By Mary Malik

After Cabernet Sauvignon and Merlot, the third-most planted grape in the world is Tempranillo. Surprised? Of the 570,000 acres of Tempranillo planted, Spain claims 500,000 acres, Portugal claims 45,000—where it’s one of the top varieties blended into Port wine, and Argentina boasts 13,500 acres.

“While not much of it is planted in this country, wines produced from this grape are gaining popularity here in the U.S.,” Jim Sperk of the Northern Ohio Wine Guild, says. “The name Tempranillo translates to ‘little early one,’ indicative of its habit of ripening earlier than other grapes in the vineyard. It can be characterized as medium- to full-bodied and has a similar taste profile to Sangiovese and Cabernet Sauvignon, although not as rich or full-bodied.”

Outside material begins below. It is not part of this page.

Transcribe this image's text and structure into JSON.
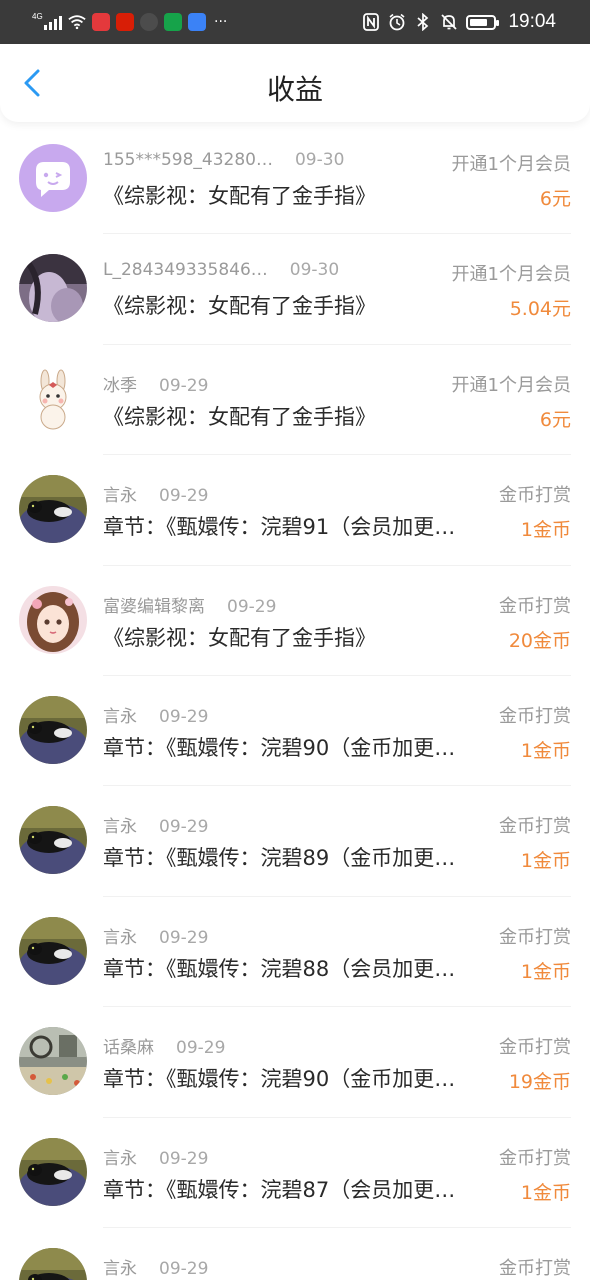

The two major regions producing Tempranillo wines, both red and rosé, are Rioja and Ribera del Duero. Rioja wines can be 100% Tempranillo but sometimes Garnacha, Mazuelo and Graciano are blended in.

“These wines are easy to drink, typically dry, have moderate alcohol, relatively low acid levels and tend to be lower in tannins,” Jim says. “Flavors lean toward red fruit and leather. Wines from Ribera Del Duero may exhibit higher acid.”

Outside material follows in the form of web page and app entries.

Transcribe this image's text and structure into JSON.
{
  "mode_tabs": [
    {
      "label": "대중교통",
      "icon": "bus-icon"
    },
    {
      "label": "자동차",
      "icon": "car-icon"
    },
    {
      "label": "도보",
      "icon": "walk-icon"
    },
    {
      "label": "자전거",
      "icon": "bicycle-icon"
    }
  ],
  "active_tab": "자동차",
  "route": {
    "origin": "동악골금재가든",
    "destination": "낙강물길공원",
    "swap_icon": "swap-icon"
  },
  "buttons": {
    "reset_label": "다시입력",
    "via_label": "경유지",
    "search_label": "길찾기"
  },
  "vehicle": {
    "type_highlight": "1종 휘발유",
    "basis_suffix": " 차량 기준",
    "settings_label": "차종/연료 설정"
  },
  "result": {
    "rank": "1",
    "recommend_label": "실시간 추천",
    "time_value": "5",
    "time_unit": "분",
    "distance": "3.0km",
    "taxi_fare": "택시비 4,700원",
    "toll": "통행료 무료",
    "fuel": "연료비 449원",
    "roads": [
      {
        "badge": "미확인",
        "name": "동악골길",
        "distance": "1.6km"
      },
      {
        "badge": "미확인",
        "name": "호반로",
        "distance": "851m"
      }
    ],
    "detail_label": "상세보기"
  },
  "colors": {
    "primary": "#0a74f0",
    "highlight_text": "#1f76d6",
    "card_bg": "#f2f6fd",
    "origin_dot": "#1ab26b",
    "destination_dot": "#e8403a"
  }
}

One style of Tempranillo wine typically has less than a year of aging. These wines are generally spicy and juicy with flavors of plum, sour cherry and black pepper. They are usually very affordable and used in sangrias.

“When Tempranillos are aged the tannins are softened, the spiciness is a bit muted and the fruit tends to sweeten,” Jim says. “Some vanilla notes also develop from the aging process in oak barrels.”

There is a cost associated with the storage and aging of wines so expect to pay more for Tempranillo wines that are labeled Reserva or Gran Reserva.

For information on the Northern Ohio Wine Guild, contact Jim Sperk at